*DIRECTIONS FOR THIS TASK*
With the images removed, reproduce each entry below word for word.

START SUPPLIED DATA

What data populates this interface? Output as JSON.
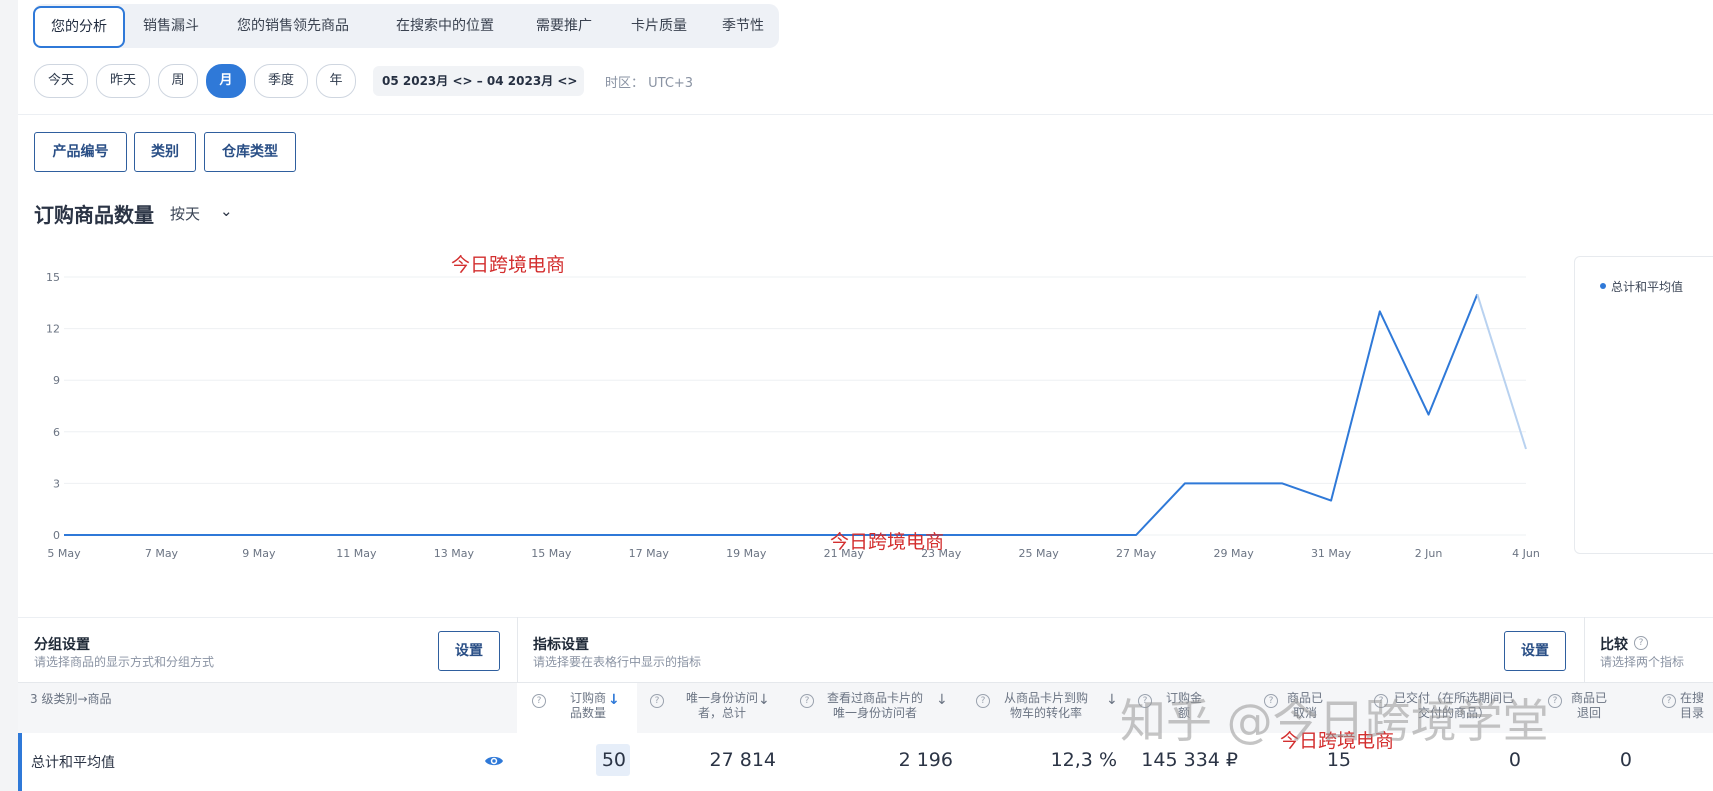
{
  "tabs": [
    "您的分析",
    "销售漏斗",
    "您的销售领先商品",
    "在搜索中的位置",
    "需要推广",
    "卡片质量",
    "季节性"
  ],
  "periods": [
    "今天",
    "昨天",
    "周",
    "月",
    "季度",
    "年"
  ],
  "date_range": "05 2023月 <>  –  04 2023月 <>",
  "timezone": "时区： UTC+3",
  "filters": [
    "产品编号",
    "类别",
    "仓库类型"
  ],
  "chart_header": {
    "title": "订购商品数量",
    "granularity": "按天"
  },
  "legend_label": "总计和平均值",
  "watermarks": {
    "top": "今日跨境电商",
    "middle": "今日跨境电商",
    "table": "今日跨境电商",
    "zhihu": "知乎 @今日跨境学堂"
  },
  "grouping": {
    "title": "分组设置",
    "subtitle": "请选择商品的显示方式和分组方式",
    "button": "设置"
  },
  "metrics": {
    "title": "指标设置",
    "subtitle": "请选择要在表格行中显示的指标",
    "button": "设置"
  },
  "compare": {
    "title": "比较",
    "subtitle": "请选择两个指标"
  },
  "table": {
    "group_header": "3 级类别→商品",
    "headers": [
      "订购商\n品数量",
      "唯一身份访问\n者，总计",
      "查看过商品卡片的\n唯一身份访问者",
      "从商品卡片到购\n物车的转化率",
      "订购金\n额",
      "商品已\n取消",
      "已交付（在所选期间已\n交付的商品）",
      "商品已\n退回",
      "在搜\n目录"
    ],
    "row": {
      "label": "总计和平均值",
      "values": [
        "50",
        "27 814",
        "2 196",
        "12,3 %",
        "145 334 ₽",
        "15",
        "0",
        "0"
      ]
    }
  },
  "chart_data": {
    "type": "line",
    "title": "订购商品数量",
    "x": [
      "5 May",
      "6 May",
      "7 May",
      "8 May",
      "9 May",
      "10 May",
      "11 May",
      "12 May",
      "13 May",
      "14 May",
      "15 May",
      "16 May",
      "17 May",
      "18 May",
      "19 May",
      "20 May",
      "21 May",
      "22 May",
      "23 May",
      "24 May",
      "25 May",
      "26 May",
      "27 May",
      "28 May",
      "29 May",
      "30 May",
      "31 May",
      "1 Jun",
      "2 Jun",
      "3 Jun",
      "4 Jun"
    ],
    "x_tick_labels": [
      "5 May",
      "7 May",
      "9 May",
      "11 May",
      "13 May",
      "15 May",
      "17 May",
      "19 May",
      "21 May",
      "23 May",
      "25 May",
      "27 May",
      "29 May",
      "31 May",
      "2 Jun",
      "4 Jun"
    ],
    "series": [
      {
        "name": "总计和平均值",
        "values": [
          0,
          0,
          0,
          0,
          0,
          0,
          0,
          0,
          0,
          0,
          0,
          0,
          0,
          0,
          0,
          0,
          0,
          0,
          0,
          0,
          0,
          0,
          0,
          3,
          3,
          3,
          2,
          13,
          7,
          14,
          5
        ]
      }
    ],
    "y_ticks": [
      0,
      3,
      6,
      9,
      12,
      15
    ],
    "ylim": [
      0,
      15
    ],
    "grid": true,
    "legend": "right",
    "colors": {
      "line": "#2f79d8",
      "line_partial": "#b9d2f0"
    }
  }
}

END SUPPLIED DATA

*ANSWER BELOW*
What data populates this interface? Output as JSON.
{
  "tabs": [
    "您的分析",
    "销售漏斗",
    "您的销售领先商品",
    "在搜索中的位置",
    "需要推广",
    "卡片质量",
    "季节性"
  ],
  "periods": [
    "今天",
    "昨天",
    "周",
    "月",
    "季度",
    "年"
  ],
  "date_range": "05 2023月 <>  –  04 2023月 <>",
  "timezone": "时区： UTC+3",
  "filters": [
    "产品编号",
    "类别",
    "仓库类型"
  ],
  "chart_header": {
    "title": "订购商品数量",
    "granularity": "按天"
  },
  "legend_label": "总计和平均值",
  "watermarks": {
    "top": "今日跨境电商",
    "middle": "今日跨境电商",
    "table": "今日跨境电商",
    "zhihu": "知乎 @今日跨境学堂"
  },
  "grouping": {
    "title": "分组设置",
    "subtitle": "请选择商品的显示方式和分组方式",
    "button": "设置"
  },
  "metrics": {
    "title": "指标设置",
    "subtitle": "请选择要在表格行中显示的指标",
    "button": "设置"
  },
  "compare": {
    "title": "比较",
    "subtitle": "请选择两个指标"
  },
  "table": {
    "group_header": "3 级类别→商品",
    "headers": [
      "订购商\n品数量",
      "唯一身份访问\n者，总计",
      "查看过商品卡片的\n唯一身份访问者",
      "从商品卡片到购\n物车的转化率",
      "订购金\n额",
      "商品已\n取消",
      "已交付（在所选期间已\n交付的商品）",
      "商品已\n退回",
      "在搜\n目录"
    ],
    "row": {
      "label": "总计和平均值",
      "values": [
        "50",
        "27 814",
        "2 196",
        "12,3 %",
        "145 334 ₽",
        "15",
        "0",
        "0"
      ]
    }
  },
  "chart_data": {
    "type": "line",
    "title": "订购商品数量",
    "x": [
      "5 May",
      "6 May",
      "7 May",
      "8 May",
      "9 May",
      "10 May",
      "11 May",
      "12 May",
      "13 May",
      "14 May",
      "15 May",
      "16 May",
      "17 May",
      "18 May",
      "19 May",
      "20 May",
      "21 May",
      "22 May",
      "23 May",
      "24 May",
      "25 May",
      "26 May",
      "27 May",
      "28 May",
      "29 May",
      "30 May",
      "31 May",
      "1 Jun",
      "2 Jun",
      "3 Jun",
      "4 Jun"
    ],
    "x_tick_labels": [
      "5 May",
      "7 May",
      "9 May",
      "11 May",
      "13 May",
      "15 May",
      "17 May",
      "19 May",
      "21 May",
      "23 May",
      "25 May",
      "27 May",
      "29 May",
      "31 May",
      "2 Jun",
      "4 Jun"
    ],
    "series": [
      {
        "name": "总计和平均值",
        "values": [
          0,
          0,
          0,
          0,
          0,
          0,
          0,
          0,
          0,
          0,
          0,
          0,
          0,
          0,
          0,
          0,
          0,
          0,
          0,
          0,
          0,
          0,
          0,
          3,
          3,
          3,
          2,
          13,
          7,
          14,
          5
        ]
      }
    ],
    "y_ticks": [
      0,
      3,
      6,
      9,
      12,
      15
    ],
    "ylim": [
      0,
      15
    ],
    "grid": true,
    "legend": "right",
    "colors": {
      "line": "#2f79d8",
      "line_partial": "#b9d2f0"
    }
  }
}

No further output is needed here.